Keel-A-Pie, the Chinuk Wawa operetta (third page)

port townsend theatre

(Image credit: Quimper Village)

As we “keel-a-pie” (return) to the story: in today’s installment, we learn more of the scene-setting details…

…and we realize that this operetta is looking like a crazy pop-culture burlesque of Native life!

On the one hand, that’s disrespectful, and on the other, it’s oddly harmonious with Chinook Jargon’s proletarian nature. Hmm.

I’m now trying to shake off some mental associations with late-1990’s TV show “South Park”.

On we go.

(back to first page)

(back to second page)

[…] strands of shells, hopping, gliding, whirling and flapping their wings in graceful movements. 

When the sitters are tired of the dance, more pounding on the sounding board stops it.

Next Moses sings a love song — 

I love a pretty girl, a sweet little darling; 
Every tooth is a pearl; she sings like a starling. 
In all the road land no other is so fair, 
Squeezing her soft hand thrills me and she don’t care. 
She is mine by right; all rivals I defy, 
For her I would fight, and for her I would die. 

Her face is pink and her eyes are lue, 
La la lally, loo-ly loo. 
Her hair is glossy and bright, 
Shining in golden sun-light; 
Her kisses are delicious as honey due.
La la lally loo-ly lou. 
She is a precious jewel, and she’s for me, 
La la lally, loo-ly lee.

Enter Mihmy, wearing a short yellow skirt, bead dress of colored feathers and moccasins, with no stockings. Dances an enchanting fairy dance, while the five conspirators are spying upon her. 

(End of the first scene).


Interior of a wigwam. Mihmy seated and busy making bead embroidery. 

Enter Lem-e-eye (Speaking to Mihmy in a rasping voice): “Look here, child, you better look out: one of those impudent fellows will be trying to squeeze your soft hand.”

Mihmy (Answering with animation): “He did squeeze my hand, and I didn’t care.”

Lem-e-eye: “No more of that. It is time for you to know that you are orphan, and you are to have a husband. He will be the one who will give the most in presents to your relatives: it won’t be Moses, he has no property.

Mihmy, (sobbing): “I love Moses.”

Lem-e-eye: “Bally ba hash!
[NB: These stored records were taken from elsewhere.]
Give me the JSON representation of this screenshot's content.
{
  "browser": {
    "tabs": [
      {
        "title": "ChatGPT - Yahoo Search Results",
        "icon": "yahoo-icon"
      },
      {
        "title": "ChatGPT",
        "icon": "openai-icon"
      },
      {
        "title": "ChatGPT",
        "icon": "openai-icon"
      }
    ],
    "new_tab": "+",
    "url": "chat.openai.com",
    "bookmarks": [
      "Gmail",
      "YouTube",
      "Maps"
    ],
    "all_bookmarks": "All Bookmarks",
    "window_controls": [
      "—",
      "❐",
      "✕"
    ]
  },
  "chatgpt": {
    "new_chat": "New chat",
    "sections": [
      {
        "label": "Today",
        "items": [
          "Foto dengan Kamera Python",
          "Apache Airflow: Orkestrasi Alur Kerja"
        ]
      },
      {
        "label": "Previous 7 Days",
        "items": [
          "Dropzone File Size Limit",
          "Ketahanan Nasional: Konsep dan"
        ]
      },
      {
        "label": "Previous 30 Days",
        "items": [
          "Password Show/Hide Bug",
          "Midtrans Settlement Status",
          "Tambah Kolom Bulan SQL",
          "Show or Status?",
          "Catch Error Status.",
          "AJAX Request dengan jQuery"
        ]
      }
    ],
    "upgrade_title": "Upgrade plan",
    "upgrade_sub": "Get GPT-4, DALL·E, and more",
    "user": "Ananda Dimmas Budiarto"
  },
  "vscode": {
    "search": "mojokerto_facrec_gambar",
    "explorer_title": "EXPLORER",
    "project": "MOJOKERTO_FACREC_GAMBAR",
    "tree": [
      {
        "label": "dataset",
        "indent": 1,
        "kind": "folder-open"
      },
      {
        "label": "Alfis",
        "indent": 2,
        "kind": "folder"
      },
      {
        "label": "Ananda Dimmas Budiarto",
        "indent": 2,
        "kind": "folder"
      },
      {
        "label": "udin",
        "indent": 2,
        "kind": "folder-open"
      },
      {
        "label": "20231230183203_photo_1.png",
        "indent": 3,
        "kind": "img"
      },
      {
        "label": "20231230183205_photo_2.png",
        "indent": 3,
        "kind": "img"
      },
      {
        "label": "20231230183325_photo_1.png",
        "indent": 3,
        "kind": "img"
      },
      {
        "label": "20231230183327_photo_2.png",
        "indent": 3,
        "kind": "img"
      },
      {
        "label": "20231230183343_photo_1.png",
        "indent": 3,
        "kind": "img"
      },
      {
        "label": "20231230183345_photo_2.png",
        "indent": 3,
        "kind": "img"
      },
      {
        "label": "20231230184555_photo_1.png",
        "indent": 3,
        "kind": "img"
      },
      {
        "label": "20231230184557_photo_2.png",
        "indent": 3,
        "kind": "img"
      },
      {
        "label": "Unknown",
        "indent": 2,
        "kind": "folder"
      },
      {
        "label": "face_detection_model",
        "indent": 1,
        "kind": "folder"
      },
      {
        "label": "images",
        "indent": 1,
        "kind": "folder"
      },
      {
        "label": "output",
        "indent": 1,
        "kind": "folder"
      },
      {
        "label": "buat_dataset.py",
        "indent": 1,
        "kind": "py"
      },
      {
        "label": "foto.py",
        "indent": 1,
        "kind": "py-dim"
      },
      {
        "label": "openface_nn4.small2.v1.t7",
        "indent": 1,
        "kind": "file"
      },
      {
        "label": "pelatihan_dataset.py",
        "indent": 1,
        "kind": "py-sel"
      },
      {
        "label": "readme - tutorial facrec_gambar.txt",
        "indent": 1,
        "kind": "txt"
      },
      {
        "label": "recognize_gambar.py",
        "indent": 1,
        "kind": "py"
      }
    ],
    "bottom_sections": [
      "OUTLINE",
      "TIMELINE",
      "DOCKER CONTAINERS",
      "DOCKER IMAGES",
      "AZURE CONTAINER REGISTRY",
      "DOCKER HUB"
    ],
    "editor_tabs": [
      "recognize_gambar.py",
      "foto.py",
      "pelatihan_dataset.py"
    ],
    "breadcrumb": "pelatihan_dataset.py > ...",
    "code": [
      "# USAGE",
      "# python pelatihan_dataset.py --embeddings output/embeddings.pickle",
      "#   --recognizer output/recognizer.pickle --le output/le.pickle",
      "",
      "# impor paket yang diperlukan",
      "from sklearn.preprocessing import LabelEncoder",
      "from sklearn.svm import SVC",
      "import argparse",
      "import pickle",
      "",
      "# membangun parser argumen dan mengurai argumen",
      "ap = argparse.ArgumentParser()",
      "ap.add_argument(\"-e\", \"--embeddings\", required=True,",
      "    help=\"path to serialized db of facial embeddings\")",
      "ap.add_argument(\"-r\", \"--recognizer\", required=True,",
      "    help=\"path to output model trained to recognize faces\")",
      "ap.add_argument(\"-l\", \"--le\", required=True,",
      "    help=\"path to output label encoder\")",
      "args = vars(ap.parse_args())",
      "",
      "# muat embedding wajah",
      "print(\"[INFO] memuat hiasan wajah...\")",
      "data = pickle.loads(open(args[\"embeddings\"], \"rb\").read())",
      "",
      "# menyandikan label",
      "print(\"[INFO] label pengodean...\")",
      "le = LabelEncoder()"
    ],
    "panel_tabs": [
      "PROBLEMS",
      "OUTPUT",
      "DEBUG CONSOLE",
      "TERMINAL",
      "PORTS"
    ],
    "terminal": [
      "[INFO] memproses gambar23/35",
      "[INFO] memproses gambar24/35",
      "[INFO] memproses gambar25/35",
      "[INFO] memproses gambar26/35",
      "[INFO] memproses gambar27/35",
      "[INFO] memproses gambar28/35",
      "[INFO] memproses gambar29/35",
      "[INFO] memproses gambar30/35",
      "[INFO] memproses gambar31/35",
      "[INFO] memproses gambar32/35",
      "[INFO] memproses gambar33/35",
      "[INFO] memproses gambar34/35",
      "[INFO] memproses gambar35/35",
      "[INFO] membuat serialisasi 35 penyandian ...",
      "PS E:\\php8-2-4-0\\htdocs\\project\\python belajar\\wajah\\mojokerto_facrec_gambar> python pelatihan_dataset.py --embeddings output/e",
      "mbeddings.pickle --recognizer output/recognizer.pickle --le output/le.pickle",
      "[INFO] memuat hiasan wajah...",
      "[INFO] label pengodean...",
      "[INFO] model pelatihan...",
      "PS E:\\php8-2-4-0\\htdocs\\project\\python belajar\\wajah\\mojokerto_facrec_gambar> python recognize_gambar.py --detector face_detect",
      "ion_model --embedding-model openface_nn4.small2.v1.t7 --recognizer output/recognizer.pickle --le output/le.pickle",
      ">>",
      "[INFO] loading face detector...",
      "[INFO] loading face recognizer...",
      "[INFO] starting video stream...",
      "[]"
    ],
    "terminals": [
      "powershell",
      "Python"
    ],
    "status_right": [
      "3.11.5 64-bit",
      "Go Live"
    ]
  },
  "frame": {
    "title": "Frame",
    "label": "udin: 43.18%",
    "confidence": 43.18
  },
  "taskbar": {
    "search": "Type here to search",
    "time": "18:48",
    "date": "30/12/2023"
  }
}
Tell that to your husband, and he will eat the love nonsense out of you.” (Exit Lem-e-eye.

Mihmy’s lamentation — 

I am an orphan without friends. 
The sweetness of love that for joy God sends 
Turns to bitterness and deep sorrow. 
I am a slave to be sold, perhaps tomorrow. 
To be beaten and scoffed 
For the squeezing of my hand that is soft. 
I love Moses, he would gladly cheer me. 
Cruel mother to bear me, 
And leave me […] 

My parting comment today, since there’s no Chinook Jargon to comment on in this page:

I suppose author Hanford’s setting of this operetta in Klallam country — despite his use of Seattle-area Lushootseed language in it — has everything to do with its being staged in the former place.

Port Townsend had a nice theatre, and you go where you’re able to perform!